Researchers compared jokes written by people to those generated by ChatGPT 3.5, and the results were surprising.

According to the study published on July 3 in the journal PLOS ONE, ChatGPT’s jokes were rated funnier by a significant margin.

Comparing Jokes

Drew Gorenz, a doctoral candidate in social psychology at USC Dornsife College of Letters, Arts and Sciences, led the study. He explained that they wanted to see if AI could outwit humans in humor.

“Since ChatGPT can’t feel emotions itself but tells novel jokes better than the average human, these studies show that you don’t need to feel the emotions of appreciating a good joke to tell a really good one,” Gorenz said.

In one part of the study, participants were asked to rate the funniness of jokes without knowing who wrote them.

About 70% of participants found ChatGPT’s jokes funnier than those written by humans.

Around 25% preferred the human-crafted jokes, and only 5% thought jokes from both sources were equally funny. These results were consistent across different demographic groups.

ChatGPT vs. Professional Comedy Writers

To further test ChatGPT’s humor skills, researchers asked it to create headlines in the style of The Onion, a well-known satirical news site.

Another group of 200 participants rated the funniness of these AI-generated headlines and original Onion headlines.

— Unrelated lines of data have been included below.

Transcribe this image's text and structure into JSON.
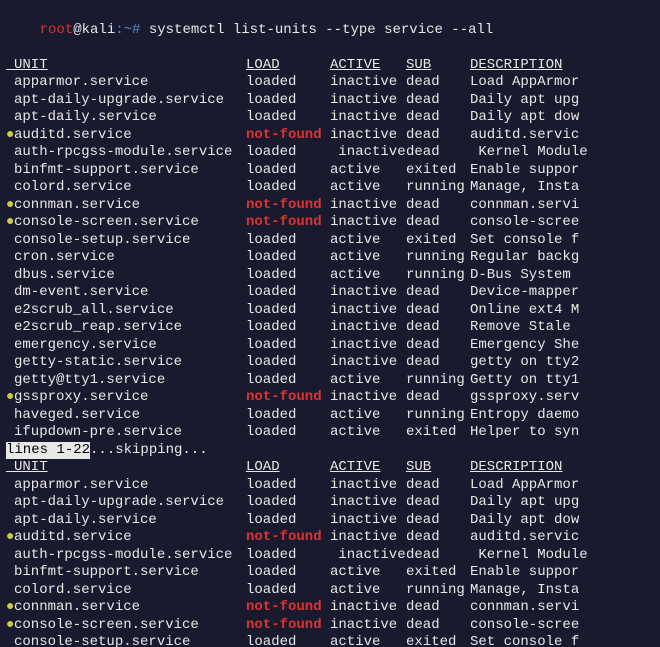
{
  "prompt": {
    "user": "root",
    "at": "@",
    "host": "kali",
    "path": ":~#",
    "command": " systemctl list-units --type service --all"
  },
  "headers": {
    "unit": "UNIT",
    "load": "LOAD",
    "active": "ACTIVE",
    "sub": "SUB",
    "description": "DESCRIPTION"
  },
  "rows1": [
    {
      "bullet": "",
      "unit": "apparmor.service",
      "load": "loaded",
      "active": "inactive",
      "sub": "dead",
      "desc": "Load AppArmor"
    },
    {
      "bullet": "",
      "unit": "apt-daily-upgrade.service",
      "load": "loaded",
      "active": "inactive",
      "sub": "dead",
      "desc": "Daily apt upg"
    },
    {
      "bullet": "",
      "unit": "apt-daily.service",
      "load": "loaded",
      "active": "inactive",
      "sub": "dead",
      "desc": "Daily apt dow"
    },
    {
      "bullet": "●",
      "bulletColor": "yellow",
      "unit": "auditd.service",
      "load": "not-found",
      "active": "inactive",
      "sub": "dead",
      "desc": "auditd.servic"
    },
    {
      "bullet": "",
      "unit": "auth-rpcgss-module.service",
      "load": "loaded",
      "active": " inactive",
      "sub": "dead",
      "desc": " Kernel Module"
    },
    {
      "bullet": "",
      "unit": "binfmt-support.service",
      "load": "loaded",
      "active": "active",
      "sub": "exited",
      "desc": "Enable suppor"
    },
    {
      "bullet": "",
      "unit": "colord.service",
      "load": "loaded",
      "active": "active",
      "sub": "running",
      "desc": "Manage, Insta"
    },
    {
      "bullet": "●",
      "bulletColor": "yellow",
      "unit": "connman.service",
      "load": "not-found",
      "active": "inactive",
      "sub": "dead",
      "desc": "connman.servi"
    },
    {
      "bullet": "●",
      "bulletColor": "yellow",
      "unit": "console-screen.service",
      "load": "not-found",
      "active": "inactive",
      "sub": "dead",
      "desc": "console-scree"
    },
    {
      "bullet": "",
      "unit": "console-setup.service",
      "load": "loaded",
      "active": "active",
      "sub": "exited",
      "desc": "Set console f"
    },
    {
      "bullet": "",
      "unit": "cron.service",
      "load": "loaded",
      "active": "active",
      "sub": "running",
      "desc": "Regular backg"
    },
    {
      "bullet": "",
      "unit": "dbus.service",
      "load": "loaded",
      "active": "active",
      "sub": "running",
      "desc": "D-Bus System "
    },
    {
      "bullet": "",
      "unit": "dm-event.service",
      "load": "loaded",
      "active": "inactive",
      "sub": "dead",
      "desc": "Device-mapper"
    },
    {
      "bullet": "",
      "unit": "e2scrub_all.service",
      "load": "loaded",
      "active": "inactive",
      "sub": "dead",
      "desc": "Online ext4 M"
    },
    {
      "bullet": "",
      "unit": "e2scrub_reap.service",
      "load": "loaded",
      "active": "inactive",
      "sub": "dead",
      "desc": "Remove Stale "
    },
    {
      "bullet": "",
      "unit": "emergency.service",
      "load": "loaded",
      "active": "inactive",
      "sub": "dead",
      "desc": "Emergency She"
    },
    {
      "bullet": "",
      "unit": "getty-static.service",
      "load": "loaded",
      "active": "inactive",
      "sub": "dead",
      "desc": "getty on tty2"
    },
    {
      "bullet": "",
      "unit": "getty@tty1.service",
      "load": "loaded",
      "active": "active",
      "sub": "running",
      "desc": "Getty on tty1"
    },
    {
      "bullet": "●",
      "bulletColor": "yellow",
      "unit": "gssproxy.service",
      "load": "not-found",
      "active": "inactive",
      "sub": "dead",
      "desc": "gssproxy.serv"
    },
    {
      "bullet": "",
      "unit": "haveged.service",
      "load": "loaded",
      "active": "active",
      "sub": "running",
      "desc": "Entropy daemo"
    },
    {
      "bullet": "",
      "unit": "ifupdown-pre.service",
      "load": "loaded",
      "active": "active",
      "sub": "exited",
      "desc": "Helper to syn"
    }
  ],
  "pager": {
    "highlight": "lines 1-22",
    "rest": "...skipping..."
  },
  "rows2": [
    {
      "bullet": "",
      "unit": "apparmor.service",
      "load": "loaded",
      "active": "inactive",
      "sub": "dead",
      "desc": "Load AppArmor"
    },
    {
      "bullet": "",
      "unit": "apt-daily-upgrade.service",
      "load": "loaded",
      "active": "inactive",
      "sub": "dead",
      "desc": "Daily apt upg"
    },
    {
      "bullet": "",
      "unit": "apt-daily.service",
      "load": "loaded",
      "active": "inactive",
      "sub": "dead",
      "desc": "Daily apt dow"
    },
    {
      "bullet": "●",
      "bulletColor": "yellow",
      "unit": "auditd.service",
      "load": "not-found",
      "active": "inactive",
      "sub": "dead",
      "desc": "auditd.servic"
    },
    {
      "bullet": "",
      "unit": "auth-rpcgss-module.service",
      "load": "loaded",
      "active": " inactive",
      "sub": "dead",
      "desc": " Kernel Module"
    },
    {
      "bullet": "",
      "unit": "binfmt-support.service",
      "load": "loaded",
      "active": "active",
      "sub": "exited",
      "desc": "Enable suppor"
    },
    {
      "bullet": "",
      "unit": "colord.service",
      "load": "loaded",
      "active": "active",
      "sub": "running",
      "desc": "Manage, Insta"
    },
    {
      "bullet": "●",
      "bulletColor": "yellow",
      "unit": "connman.service",
      "load": "not-found",
      "active": "inactive",
      "sub": "dead",
      "desc": "connman.servi"
    },
    {
      "bullet": "●",
      "bulletColor": "yellow",
      "unit": "console-screen.service",
      "load": "not-found",
      "active": "inactive",
      "sub": "dead",
      "desc": "console-scree"
    },
    {
      "bullet": "",
      "unit": "console-setup.service",
      "load": "loaded",
      "active": "active",
      "sub": "exited",
      "desc": "Set console f"
    }
  ]
}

Participants found ChatGPT’s headlines just as funny as the originals.

In the first study, both ChatGPT and 105 participants were given three tasks.

They had to create funny new phrases for common acronyms, come up with humorous answers to fill-in-the-blank phrases like “A lesser known room in the White House: _____,” and write roast jokes based on awkward scenarios. This resulted in over 945 jokes from human writers and 180 from ChatGPT. A new group of participants then rated the funniness of these jokes.

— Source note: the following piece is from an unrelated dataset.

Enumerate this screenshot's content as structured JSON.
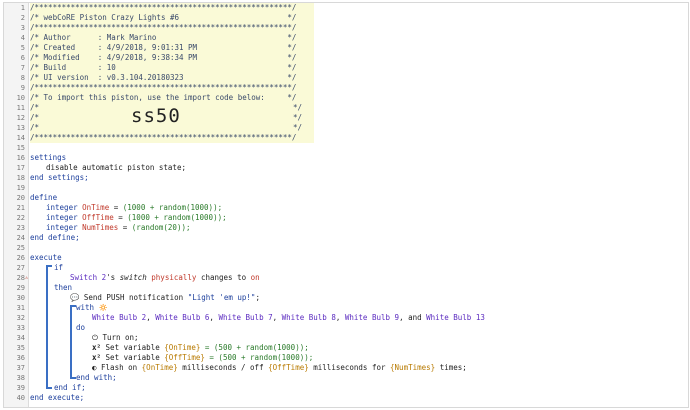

In the second study, ChatGPT was fed original Onion headlines and asked to generate new ones. Participants then rated these headlines without knowing their authorship.

Gorenz, an amateur stand-up comedian, was inspired by ongoing debates in the entertainment industry about the use of AI in writing. Recent Hollywood strikes have highlighted concerns among writers and actors that AI could threaten their jobs and creativity.

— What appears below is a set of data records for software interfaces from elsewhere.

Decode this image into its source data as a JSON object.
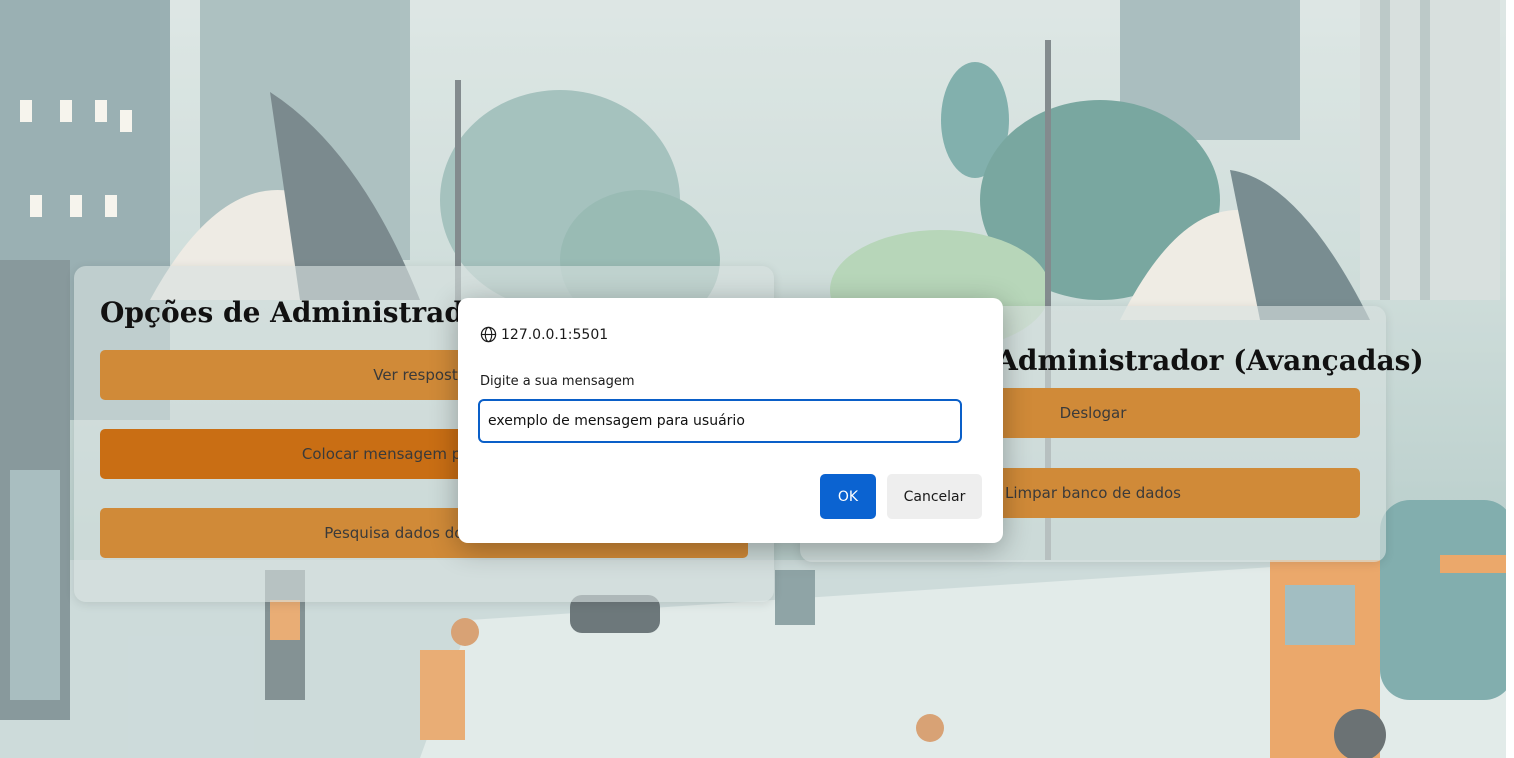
{
  "admin_panel": {
    "title": "Opções de Administrador",
    "buttons": [
      {
        "label": "Ver respostas"
      },
      {
        "label": "Colocar mensagem para usuário"
      },
      {
        "label": "Pesquisa dados do usuário"
      }
    ]
  },
  "advanced_panel": {
    "title": "Opções de Administrador (Avançadas)",
    "buttons": [
      {
        "label": "Deslogar"
      },
      {
        "label": "Limpar banco de dados"
      }
    ]
  },
  "prompt_dialog": {
    "origin": "127.0.0.1:5501",
    "message": "Digite a sua mensagem",
    "input_value": "exemplo de mensagem para usuário",
    "ok_label": "OK",
    "cancel_label": "Cancelar"
  },
  "colors": {
    "button_orange": "#d08a38",
    "button_orange_active": "#c96e14",
    "primary_blue": "#0b63d1"
  },
  "icons": {
    "origin_icon": "globe-icon"
  }
}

Gorenz and his co-author, Norbert Schwarz, a professor of psychology and marketing at USC, believe the study’s findings raise important questions. While AI-generated humor could enhance everyday communication for most people, it poses a potential threat to professional comedy writers.

“LLMs can pose a serious employment threat,” noted Schwarz. Whether AI gets the last laugh remains to be seen, but for now, it appears that ChatGPT is giving human comedians a run for their money.